◆ Task description ◆
Nothing but the lines holding the string "label" should appear in the answer. Copy them from the entries.

=== Input for this task ===

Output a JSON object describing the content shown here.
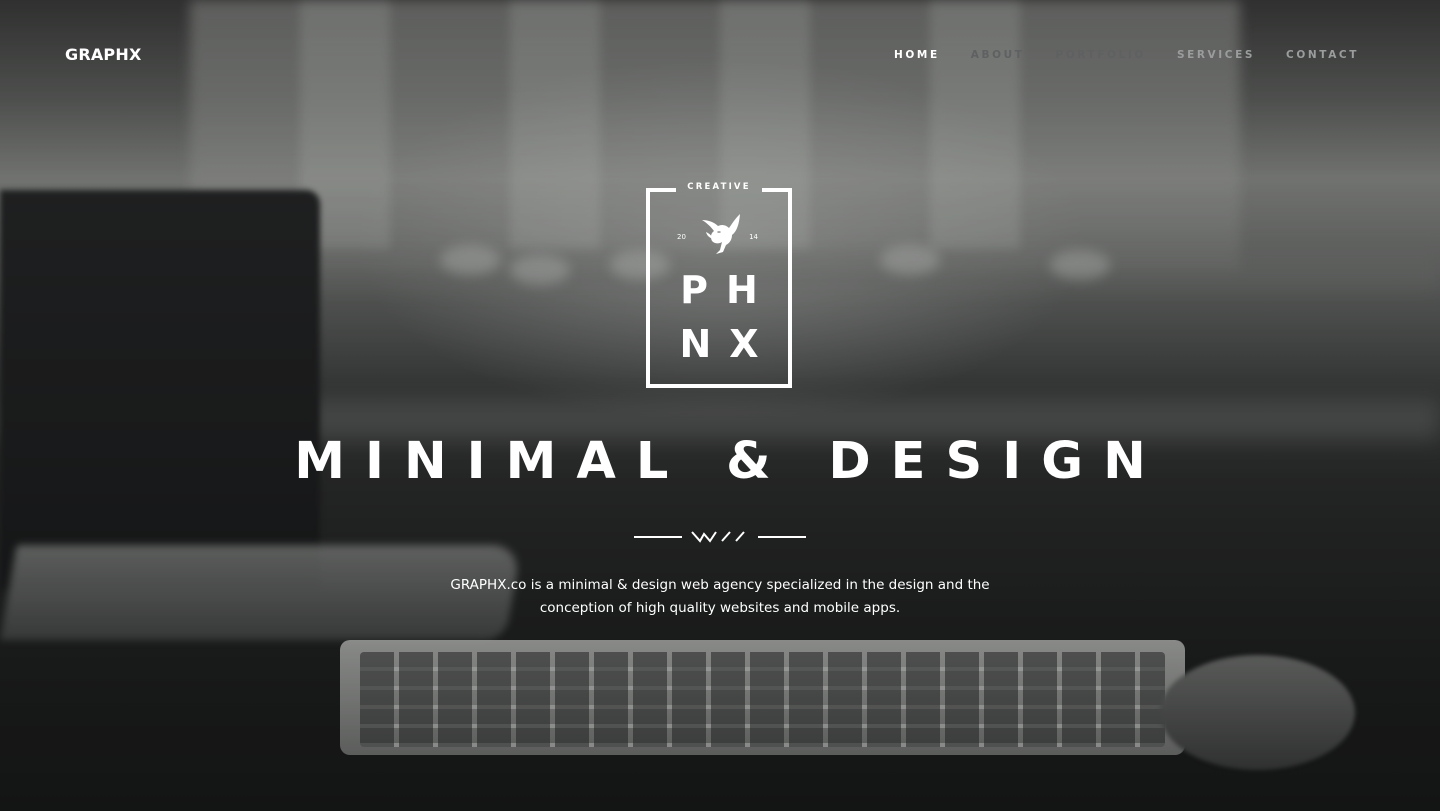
{
  "header": {
    "logo": "GRAPHX"
  },
  "nav": {
    "items": [
      {
        "label": "HOME",
        "state": "active"
      },
      {
        "label": "ABOUT",
        "state": "dim"
      },
      {
        "label": "PORTFOLIO",
        "state": "dim"
      },
      {
        "label": "SERVICES",
        "state": "mid"
      },
      {
        "label": "CONTACT",
        "state": "mid"
      }
    ]
  },
  "emblem": {
    "top_text": "CREATIVE",
    "year_left": "20",
    "year_right": "14",
    "line1": "PH",
    "line2": "NX",
    "icon": "phoenix-bird-icon"
  },
  "hero": {
    "headline": "MINIMAL & DESIGN",
    "description_line1": "GRAPHX.co is a minimal & design web agency specialized in the design and the",
    "description_line2": "conception of high quality websites and mobile apps."
  },
  "colors": {
    "text": "#ffffff",
    "nav_dim": "#5e6062",
    "nav_mid": "#9a9c9d",
    "background": "#1c1d1e"
  }
}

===

◆ Response to the exercise ◆
        "label": "HOME",
        "label": "ABOUT",
        "label": "PORTFOLIO",
        "label": "SERVICES",
        "label": "CONTACT",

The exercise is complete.